Five of the women who accused Rivera had been living in his homeless shelters, or had recently left, when they were approached for sex.
‘He’s got a lot of power over a lot of vulnerable girls,’ said Erica Sklar, 49.
Sklar had been living in the homeless shelter in 2012 when Rivera offered to move her into an empty apartment in a building he owned in the Bronx. The building was also where he and his wife also lived.
Sklar moved in early 2013 and immediately noticed a shift in Rivera’s tone as he began flirting with her and attempted to grab her waist or lift her skirt, she told the New York Times.
In Dec. 2016, Rivera came by to Sklar’s place to help her after her microwave began smoking. After asking to inspect a leak in Erica’s bedroom, he shoved the woman against a wall and began touching her. Sklar said that as Rivera demanded oral sex from her, he asked if she liked living there.
Rivera has maintained his innocence as it pertains to the sexual assault and harassment allegations.

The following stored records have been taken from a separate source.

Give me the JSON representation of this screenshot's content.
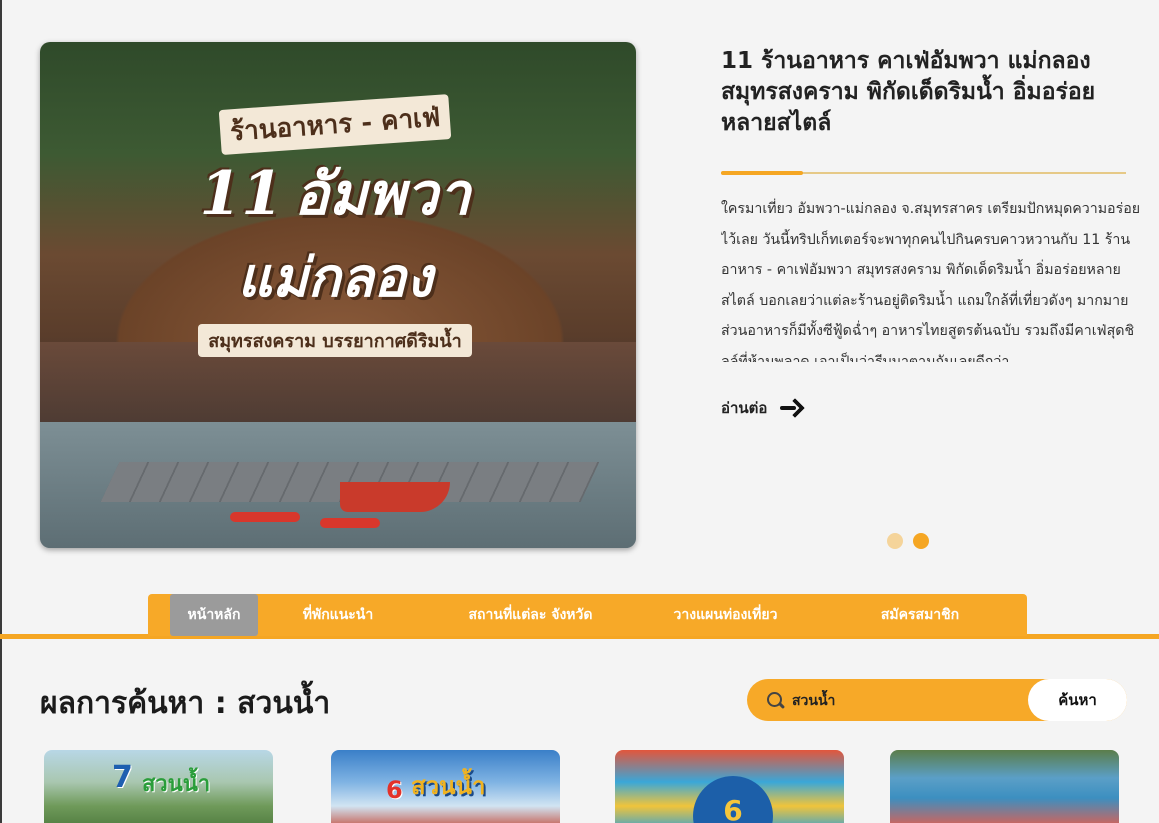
{
  "hero": {
    "image_subtitle": "ร้านอาหาร - คาเฟ่",
    "image_number": "11",
    "image_main": "อัมพวา",
    "image_main2": "แม่กลอง",
    "image_tagline": "สมุทรสงคราม บรรยากาศดีริมน้ำ",
    "title": "11 ร้านอาหาร คาเฟ่อัมพวา แม่กลอง สมุทรสงคราม พิกัดเด็ดริมน้ำ อิ่มอร่อยหลายสไตล์",
    "excerpt": "ใครมาเที่ยว อัมพวา-แม่กลอง จ.สมุทรสาคร เตรียมปักหมุดความอร่อยไว้เลย วันนี้ทริปเก็ทเตอร์จะพาทุกคนไปกินครบคาวหวานกับ 11 ร้านอาหาร - คาเฟ่อัมพวา สมุทรสงคราม พิกัดเด็ดริมน้ำ อิ่มอร่อยหลายสไตล์ บอกเลยว่าแต่ละร้านอยู่ติดริมน้ำ แถมใกล้ที่เที่ยวดังๆ มากมาย ส่วนอาหารก็มีทั้งซีฟู้ดฉ่ำๆ อาหารไทยสูตรต้นฉบับ รวมถึงมีคาเฟ่สุดชิลล์ที่ห้ามพลาด เอาเป็นว่ารีบมาตามกันเลยดีกว่า",
    "read_more": "อ่านต่อ",
    "slide_count": 2,
    "active_slide": 2
  },
  "nav": {
    "items": [
      {
        "label": "หน้าหลัก",
        "active": true
      },
      {
        "label": "ที่พักแนะนำ",
        "active": false
      },
      {
        "label": "สถานที่แต่ละ จังหวัด",
        "active": false
      },
      {
        "label": "วางแผนท่องเที่ยว",
        "active": false
      },
      {
        "label": "สมัครสมาชิก",
        "active": false
      }
    ]
  },
  "search": {
    "results_title": "ผลการค้นหา : สวนน้ำ",
    "query": "สวนน้ำ",
    "button_label": "ค้นหา"
  },
  "cards": [
    {
      "badge_num": "7",
      "badge_text": "สวนน้ำ"
    },
    {
      "badge_num": "6",
      "badge_text": "สวนน้ำ"
    },
    {
      "badge_num": "6"
    },
    {}
  ],
  "colors": {
    "accent": "#f7a928",
    "nav_active": "#9b9b9b",
    "dot_inactive": "#f5d49a",
    "dot_active": "#f5a623"
  }
}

Two of the women have accused him of forcing them to perform oral sex on him
‘I felt like if I could just do it, I could keep my home,’ she said. ‘I never felt so dirty or so disgusted in all my life.’

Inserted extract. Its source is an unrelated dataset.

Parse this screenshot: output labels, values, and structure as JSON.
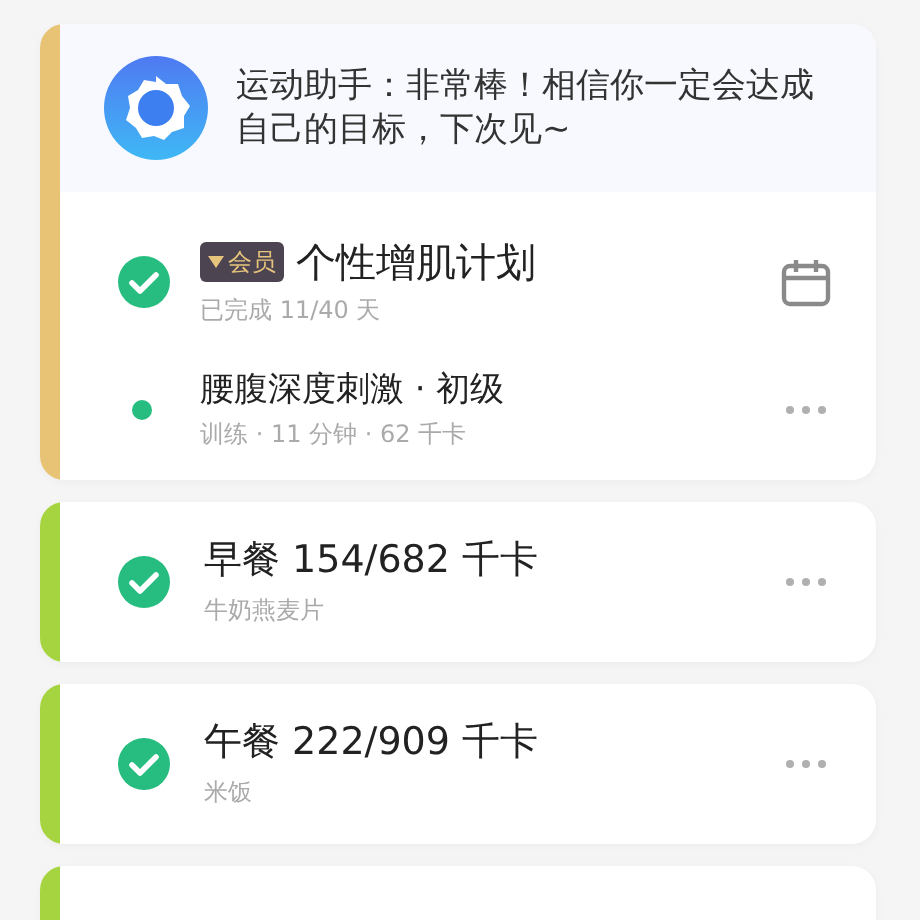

While Sklar kept a shirt with Rivera’s semen on it, she never did report the incident to police.
Rivera has maintained his innocence as it pertains to the sexual assault and harassment allegations.
‘I have always treated the women I work with at B.P.H.N. with dignity and respect. These allegations are unfair, baseless and without merit,’ Rivera said in a statement.
Staff openly discussed Rivera’s sexual aggression, along with the nepotism running rampant at the company. Rivera’s wife, brother and son-in-law all were hired by the company, according to internal staff rosters and tax filings. Rivera’s wife was promoted to a senior executive position at BPHN while simultaneously working at a for-profit housing company owned by her husband, according to a deposition she gave in an unrelated lawsuit.
Rivera’s nature was so notorious at the non-profit that it even prompted one employee to resign in disgust.
‘I can no longer continue to represent or be a part of this culture that has taken over our company,’ said Bernard Rodriguez, former head of maintenance at one of the shelters, in an email announcing his 2018 departure from the non-profit. ‘I am a father of a young girl & would be devastated to know that she would be preyed upon by a predator that has leverage over her.’